After all, a worker is generally older than a student. She can get up and leave her desk, her office, her job without raising her hand. A student is younger, more vulnerable and less likely to bring her complaint to the top. If anything, the schools, acting in loco parentis, funded by taxpayers, should have the higher standard.
How did the Supreme Court end up with these contradictions? The official rationale is that the sexual harassment cases at work and at school were brought under separate laws. Title IX bars sex dis-crim-ination in education, and Title VII bars it in employment.
The trio of justices who switched sides looked over Title IX and decided that since there was no specific language allowing individual suits against a school system, Congress wanted it this way.
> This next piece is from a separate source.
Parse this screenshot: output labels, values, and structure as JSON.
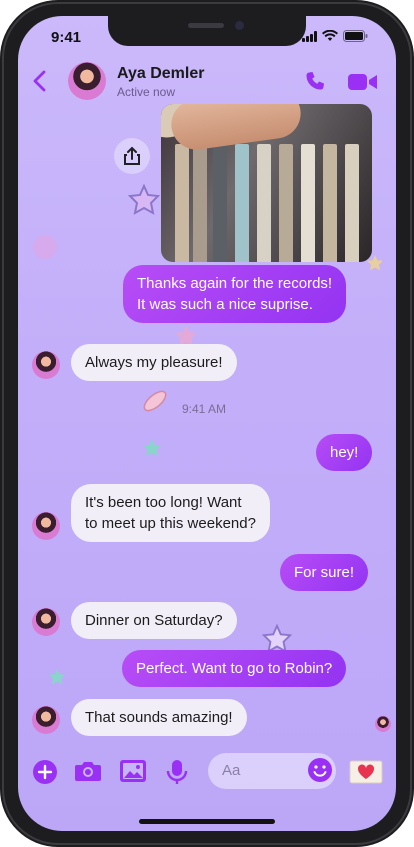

Writing for the majority, Justice Sandra O'Connor sounded apologetic. "No one questions that a student suffers extraordinary harm when subjected to sexual harassment and abuse by a teacher," she wrote, "and that the teacher's conduct is reprehensible and undermines the basic purposes of the educational system."
But she went on to state that the school system would remain nearly immune from private harassment lawsuits "until," she added, dropping a hint, "Congress speaks directly on the subject."
I don't believe that Congress ever intended to make the classroom easier than the office for sexual harassers. But this is where we are at the end of Sexual Harassment Spring Semester.
The good news is that Congress will soon be back in session. It's up to the folks on Capitol Hill now to eliminate the double standard. It's the kind of remedial class just right for Capitol summer school.
The Boston Globe Newspaper Co.